The preliminary ruling has taken the form of a reasoned opinion (second step of the infringement procedure provided for in article 258 of the Treaty on the Functioning of the European Union). If Spain does not respond satisfactorily, the Commission may decide to refer the matter to the ECJ.
It is noteworthy that in an additional provision to Law 11/2009 of October 26 2009 on Real Estate Investment Trusts, the Spanish government itself announced its intention to review the Anti-abuse Rule to ensure it complies with EU regulations.
3. Potential tax refunds
Spanish tax practitioners are following the outcome of these two proceedings closely. If the ECJ holds that the Anti-abuse Rule is illegal or forces its overhaul, not only will this have a positive effect on the acquisition of shares in Spanish real estate companies in the future, but, most importantly, taxpayers may have grounds to file for a refund of TT paid on past transactions.
While the limitation period in Spain for tax purposes is four years, in cases where a tax provision is declared unconstitutional, the limitation period does not begin on accrual, but rather when the judgment is published. In other words, if the ECJ held that the Anti-abuse Rule contravenes the EU rules, TT refunds could be sought for transactions that took place more than four years ago. In principle, delay interest would also be applied.
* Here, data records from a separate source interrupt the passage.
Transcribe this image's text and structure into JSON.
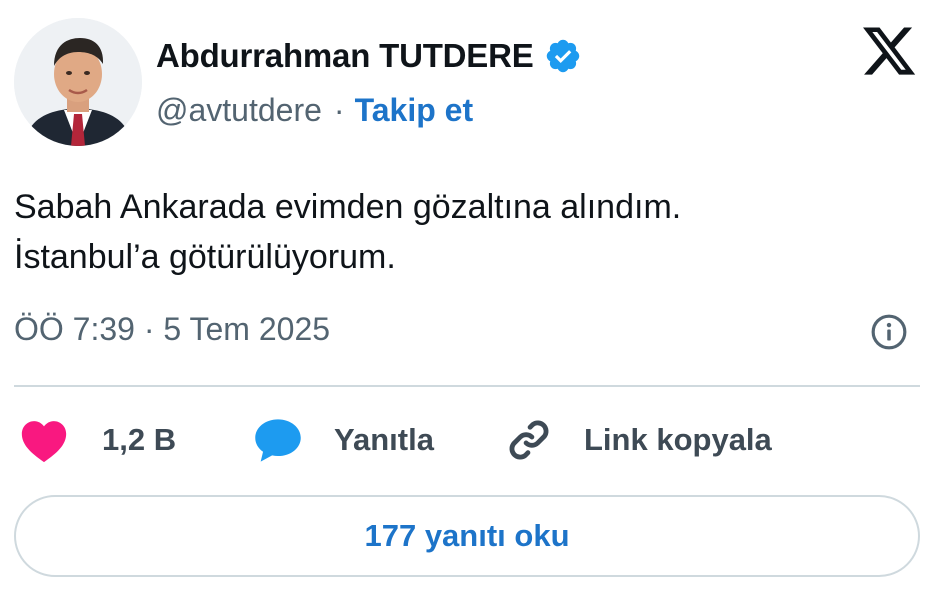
{
  "author": {
    "display_name": "Abdurrahman TUTDERE",
    "handle": "@avtutdere",
    "separator": "·",
    "follow_label": "Takip et",
    "verified": true
  },
  "brand": {
    "logo": "x-logo-icon"
  },
  "tweet": {
    "lines": [
      "Sabah Ankarada evimden gözaltına alındım.",
      "İstanbul’a götürülüyorum."
    ],
    "timestamp": "ÖÖ 7:39 · 5 Tem 2025"
  },
  "actions": {
    "like_count": "1,2 B",
    "reply_label": "Yanıtla",
    "copy_link_label": "Link kopyala"
  },
  "footer": {
    "read_replies_label": "177 yanıtı oku"
  },
  "colors": {
    "link_blue": "#1d74c9",
    "verified_blue": "#1d9bf0",
    "like_pink": "#f91880",
    "reply_blue": "#1d9bf0",
    "muted_text": "#536471",
    "border": "#cfd9de"
  }
}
As for the procedures to claim refunds, besides the common tax refund procedures set out in the General Tax Law, taxpayers may opt to seek compensation from the Spanish government for state liability arising from the failure to comply with EU laws. Further to the ECJ's doctrine in its judgment of January 26 2010 (C-118/08), taxpayers do not have to go through the regular tax refund procedures but may directly sue their government for damages.
In the past, the Anti-abuse Rule has been applied to many transactions dealing with the acquisition of Spanish real estate companies and both domestic and international investors have incurred significant TT costs as a result.
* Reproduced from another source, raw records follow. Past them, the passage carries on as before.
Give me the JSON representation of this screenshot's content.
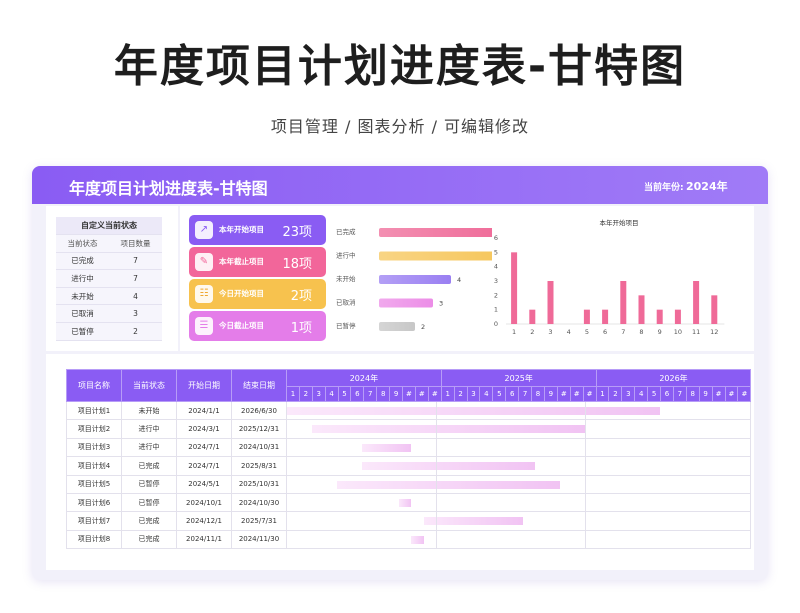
{
  "title": "年度项目计划进度表-甘特图",
  "subtitle": "项目管理 / 图表分析 / 可编辑修改",
  "sheet": {
    "title": "年度项目计划进度表-甘特图",
    "year_label": "当前年份:",
    "year_value": "2024年"
  },
  "status_table": {
    "caption": "自定义当前状态",
    "headers": [
      "当前状态",
      "项目数量"
    ],
    "rows": [
      {
        "status": "已完成",
        "count": "7"
      },
      {
        "status": "进行中",
        "count": "7"
      },
      {
        "status": "未开始",
        "count": "4"
      },
      {
        "status": "已取消",
        "count": "3"
      },
      {
        "status": "已暂停",
        "count": "2"
      }
    ]
  },
  "cards": [
    {
      "label": "本年开始项目",
      "value": "23项",
      "icon": "trend-up-icon",
      "color": "#8a5cf3"
    },
    {
      "label": "本年截止项目",
      "value": "18项",
      "icon": "clipboard-icon",
      "color": "#f2669a"
    },
    {
      "label": "今日开始项目",
      "value": "2项",
      "icon": "meeting-icon",
      "color": "#f7c24e"
    },
    {
      "label": "今日截止项目",
      "value": "1项",
      "icon": "list-icon",
      "color": "#e47de9"
    }
  ],
  "chart_data": [
    {
      "type": "bar",
      "orientation": "horizontal",
      "categories": [
        "已完成",
        "进行中",
        "未开始",
        "已取消",
        "已暂停"
      ],
      "values": [
        7,
        7,
        4,
        3,
        2
      ],
      "colors": [
        "#ef6a98",
        "#f6c65b",
        "#9a7ff2",
        "#ec8de7",
        "#c7c7c7"
      ],
      "xlim": [
        0,
        7
      ]
    },
    {
      "type": "bar",
      "title": "本年开始项目",
      "categories": [
        "1",
        "2",
        "3",
        "4",
        "5",
        "6",
        "7",
        "8",
        "9",
        "10",
        "11",
        "12"
      ],
      "values": [
        5,
        1,
        3,
        0,
        1,
        1,
        3,
        2,
        1,
        1,
        3,
        2
      ],
      "yticks": [
        "0",
        "1",
        "2",
        "3",
        "4",
        "5",
        "6"
      ],
      "ylim": [
        0,
        6
      ],
      "color": "#ef6a98"
    }
  ],
  "gantt": {
    "headers": [
      "项目名称",
      "当前状态",
      "开始日期",
      "结束日期"
    ],
    "years": [
      "2024年",
      "2025年",
      "2026年"
    ],
    "month_labels": [
      "1",
      "2",
      "3",
      "4",
      "5",
      "6",
      "7",
      "8",
      "9",
      "#",
      "#",
      "#",
      "1",
      "2",
      "3",
      "4",
      "5",
      "6",
      "7",
      "8",
      "9",
      "#",
      "#",
      "#",
      "1",
      "2",
      "3",
      "4",
      "5",
      "6",
      "7",
      "8",
      "9",
      "#",
      "#",
      "#"
    ],
    "rows": [
      {
        "name": "项目计划1",
        "status": "未开始",
        "start": "2024/1/1",
        "end": "2026/6/30",
        "s": 0,
        "e": 30
      },
      {
        "name": "项目计划2",
        "status": "进行中",
        "start": "2024/3/1",
        "end": "2025/12/31",
        "s": 2,
        "e": 24
      },
      {
        "name": "项目计划3",
        "status": "进行中",
        "start": "2024/7/1",
        "end": "2024/10/31",
        "s": 6,
        "e": 10
      },
      {
        "name": "项目计划4",
        "status": "已完成",
        "start": "2024/7/1",
        "end": "2025/8/31",
        "s": 6,
        "e": 20
      },
      {
        "name": "项目计划5",
        "status": "已暂停",
        "start": "2024/5/1",
        "end": "2025/10/31",
        "s": 4,
        "e": 22
      },
      {
        "name": "项目计划6",
        "status": "已暂停",
        "start": "2024/10/1",
        "end": "2024/10/30",
        "s": 9,
        "e": 10
      },
      {
        "name": "项目计划7",
        "status": "已完成",
        "start": "2024/12/1",
        "end": "2025/7/31",
        "s": 11,
        "e": 19
      },
      {
        "name": "项目计划8",
        "status": "已完成",
        "start": "2024/11/1",
        "end": "2024/11/30",
        "s": 10,
        "e": 11
      }
    ]
  }
}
Predicting the position that the ECJ and European Commission will take in the review proceedings is not an easy task. However, it seems that the Anti-abuse Rule will be overhauled and this could open the door to requests for refunds of TT paid while the provision was in force.
International tax practitioners and in-house tax counsel who have dealt with the Anti-abuse Rule in the past or who expect to do so in the future should follow these proceedings closely and be mindful of the tax refund opportunities that these developments may produce.